Go through the material under this sentence. Return every line holding "type".
=== Begin Enclosure ===
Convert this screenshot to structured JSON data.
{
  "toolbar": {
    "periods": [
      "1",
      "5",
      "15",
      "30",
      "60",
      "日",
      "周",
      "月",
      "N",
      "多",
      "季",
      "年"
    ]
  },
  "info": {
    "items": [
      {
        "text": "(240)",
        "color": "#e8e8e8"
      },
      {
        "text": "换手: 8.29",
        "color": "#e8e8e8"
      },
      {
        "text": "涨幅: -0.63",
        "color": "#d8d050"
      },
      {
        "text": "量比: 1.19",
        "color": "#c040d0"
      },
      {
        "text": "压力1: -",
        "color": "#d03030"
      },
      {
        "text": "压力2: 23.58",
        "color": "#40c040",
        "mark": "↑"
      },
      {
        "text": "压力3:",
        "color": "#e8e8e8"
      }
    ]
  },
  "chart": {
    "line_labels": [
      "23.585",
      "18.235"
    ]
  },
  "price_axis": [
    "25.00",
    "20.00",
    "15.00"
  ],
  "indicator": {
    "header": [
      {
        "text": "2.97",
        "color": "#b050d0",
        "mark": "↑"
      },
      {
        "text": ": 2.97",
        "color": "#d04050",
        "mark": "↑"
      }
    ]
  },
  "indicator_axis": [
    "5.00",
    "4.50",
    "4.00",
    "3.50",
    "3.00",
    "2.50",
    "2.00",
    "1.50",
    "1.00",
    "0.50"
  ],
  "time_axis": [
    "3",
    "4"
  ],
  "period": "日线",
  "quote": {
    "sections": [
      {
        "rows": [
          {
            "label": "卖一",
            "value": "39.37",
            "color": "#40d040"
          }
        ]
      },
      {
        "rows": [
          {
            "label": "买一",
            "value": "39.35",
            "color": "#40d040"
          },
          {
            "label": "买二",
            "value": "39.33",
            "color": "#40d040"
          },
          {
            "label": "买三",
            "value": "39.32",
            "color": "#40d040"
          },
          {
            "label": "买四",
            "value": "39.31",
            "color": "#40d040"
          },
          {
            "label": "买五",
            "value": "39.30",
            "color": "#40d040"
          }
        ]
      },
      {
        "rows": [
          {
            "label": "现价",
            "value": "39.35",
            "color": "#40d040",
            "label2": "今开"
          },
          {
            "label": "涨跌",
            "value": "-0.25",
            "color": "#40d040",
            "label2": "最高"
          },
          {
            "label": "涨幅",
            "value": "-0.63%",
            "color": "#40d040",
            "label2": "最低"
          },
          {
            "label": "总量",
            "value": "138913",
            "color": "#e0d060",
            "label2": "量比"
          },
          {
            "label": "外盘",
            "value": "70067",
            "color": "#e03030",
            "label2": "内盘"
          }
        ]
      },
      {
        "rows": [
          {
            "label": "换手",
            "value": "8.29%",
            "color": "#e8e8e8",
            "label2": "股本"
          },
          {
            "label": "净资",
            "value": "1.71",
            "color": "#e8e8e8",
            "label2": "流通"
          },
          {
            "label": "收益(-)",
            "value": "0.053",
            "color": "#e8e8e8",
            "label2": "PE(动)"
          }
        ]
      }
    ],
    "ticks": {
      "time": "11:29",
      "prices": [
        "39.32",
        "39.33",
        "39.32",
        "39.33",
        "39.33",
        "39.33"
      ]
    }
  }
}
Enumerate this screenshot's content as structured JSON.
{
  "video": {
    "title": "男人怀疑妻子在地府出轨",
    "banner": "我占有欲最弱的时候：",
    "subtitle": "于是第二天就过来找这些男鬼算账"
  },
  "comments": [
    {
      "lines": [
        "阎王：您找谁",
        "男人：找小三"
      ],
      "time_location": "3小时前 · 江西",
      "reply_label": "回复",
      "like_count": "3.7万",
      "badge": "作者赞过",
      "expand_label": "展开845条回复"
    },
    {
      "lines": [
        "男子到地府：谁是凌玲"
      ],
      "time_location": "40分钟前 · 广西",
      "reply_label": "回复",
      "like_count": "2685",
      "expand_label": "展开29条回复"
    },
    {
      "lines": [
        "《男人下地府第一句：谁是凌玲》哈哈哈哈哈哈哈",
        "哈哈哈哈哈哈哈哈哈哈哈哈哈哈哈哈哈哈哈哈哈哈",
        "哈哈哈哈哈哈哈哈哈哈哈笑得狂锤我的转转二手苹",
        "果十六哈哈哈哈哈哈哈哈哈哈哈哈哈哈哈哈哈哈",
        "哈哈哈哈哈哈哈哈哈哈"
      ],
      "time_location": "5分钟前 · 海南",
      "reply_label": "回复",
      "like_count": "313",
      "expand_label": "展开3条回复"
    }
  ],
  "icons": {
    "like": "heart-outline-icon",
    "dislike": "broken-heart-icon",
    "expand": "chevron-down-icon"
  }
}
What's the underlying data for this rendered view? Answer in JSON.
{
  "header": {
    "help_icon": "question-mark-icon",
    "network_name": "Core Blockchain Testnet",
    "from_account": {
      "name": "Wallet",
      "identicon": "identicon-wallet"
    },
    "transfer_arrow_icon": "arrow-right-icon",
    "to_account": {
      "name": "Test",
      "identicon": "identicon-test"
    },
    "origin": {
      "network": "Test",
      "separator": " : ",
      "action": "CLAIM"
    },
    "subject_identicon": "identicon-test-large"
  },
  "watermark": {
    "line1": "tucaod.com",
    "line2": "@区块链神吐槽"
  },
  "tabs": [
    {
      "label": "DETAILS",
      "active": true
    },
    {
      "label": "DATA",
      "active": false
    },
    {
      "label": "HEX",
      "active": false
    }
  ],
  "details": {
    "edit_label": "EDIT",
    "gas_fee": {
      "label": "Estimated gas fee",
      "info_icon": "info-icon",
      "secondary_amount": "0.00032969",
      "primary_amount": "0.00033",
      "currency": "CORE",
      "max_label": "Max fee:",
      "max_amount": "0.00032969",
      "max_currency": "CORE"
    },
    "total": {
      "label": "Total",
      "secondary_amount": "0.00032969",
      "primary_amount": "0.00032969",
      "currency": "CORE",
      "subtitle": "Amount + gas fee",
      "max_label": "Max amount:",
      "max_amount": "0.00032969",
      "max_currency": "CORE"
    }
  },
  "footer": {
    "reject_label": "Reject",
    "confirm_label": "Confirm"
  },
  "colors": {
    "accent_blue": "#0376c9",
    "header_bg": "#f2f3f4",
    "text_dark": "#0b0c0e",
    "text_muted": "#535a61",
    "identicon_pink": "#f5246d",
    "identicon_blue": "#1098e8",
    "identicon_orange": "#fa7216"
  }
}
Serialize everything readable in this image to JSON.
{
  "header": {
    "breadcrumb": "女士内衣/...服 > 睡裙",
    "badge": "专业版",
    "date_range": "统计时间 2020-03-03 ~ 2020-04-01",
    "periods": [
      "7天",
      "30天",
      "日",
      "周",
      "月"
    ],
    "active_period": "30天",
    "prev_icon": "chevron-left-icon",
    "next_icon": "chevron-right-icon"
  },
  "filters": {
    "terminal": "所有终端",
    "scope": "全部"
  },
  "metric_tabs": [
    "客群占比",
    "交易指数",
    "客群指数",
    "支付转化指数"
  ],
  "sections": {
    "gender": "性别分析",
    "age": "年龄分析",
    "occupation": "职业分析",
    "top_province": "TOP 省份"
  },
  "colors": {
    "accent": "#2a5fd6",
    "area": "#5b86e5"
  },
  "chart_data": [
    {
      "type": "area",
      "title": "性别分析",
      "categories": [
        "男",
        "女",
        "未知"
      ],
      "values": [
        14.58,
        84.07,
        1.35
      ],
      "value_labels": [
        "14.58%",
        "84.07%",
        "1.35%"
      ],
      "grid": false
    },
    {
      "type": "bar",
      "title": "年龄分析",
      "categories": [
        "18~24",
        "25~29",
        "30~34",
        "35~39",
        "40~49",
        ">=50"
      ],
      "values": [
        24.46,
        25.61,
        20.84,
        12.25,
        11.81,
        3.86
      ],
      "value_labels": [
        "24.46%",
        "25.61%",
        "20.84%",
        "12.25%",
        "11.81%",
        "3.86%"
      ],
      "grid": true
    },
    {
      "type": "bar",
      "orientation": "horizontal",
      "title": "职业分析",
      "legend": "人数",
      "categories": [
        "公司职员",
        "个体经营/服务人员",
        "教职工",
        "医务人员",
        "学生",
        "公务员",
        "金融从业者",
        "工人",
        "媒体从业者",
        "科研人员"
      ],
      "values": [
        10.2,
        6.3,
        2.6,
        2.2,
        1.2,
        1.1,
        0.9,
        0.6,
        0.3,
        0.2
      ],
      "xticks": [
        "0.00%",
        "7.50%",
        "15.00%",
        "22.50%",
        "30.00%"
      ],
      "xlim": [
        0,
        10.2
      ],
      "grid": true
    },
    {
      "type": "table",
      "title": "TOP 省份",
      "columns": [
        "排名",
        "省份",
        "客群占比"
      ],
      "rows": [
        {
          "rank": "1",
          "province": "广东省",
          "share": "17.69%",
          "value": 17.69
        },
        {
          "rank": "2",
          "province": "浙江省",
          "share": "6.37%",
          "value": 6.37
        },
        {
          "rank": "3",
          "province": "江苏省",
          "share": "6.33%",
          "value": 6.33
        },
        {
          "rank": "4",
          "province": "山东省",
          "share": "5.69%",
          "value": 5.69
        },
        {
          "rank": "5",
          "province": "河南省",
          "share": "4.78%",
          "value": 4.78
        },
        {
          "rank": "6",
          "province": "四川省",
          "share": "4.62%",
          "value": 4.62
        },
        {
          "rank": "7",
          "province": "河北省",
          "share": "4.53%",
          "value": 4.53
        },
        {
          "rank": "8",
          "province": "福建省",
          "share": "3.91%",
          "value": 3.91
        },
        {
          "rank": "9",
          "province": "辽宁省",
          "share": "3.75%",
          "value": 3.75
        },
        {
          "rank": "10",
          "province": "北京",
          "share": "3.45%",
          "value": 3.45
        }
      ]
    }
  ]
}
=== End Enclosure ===
*RESULT FOR THIS TASK*:
      "type": "area",
      "type": "bar",
      "type": "bar",
      "type": "table",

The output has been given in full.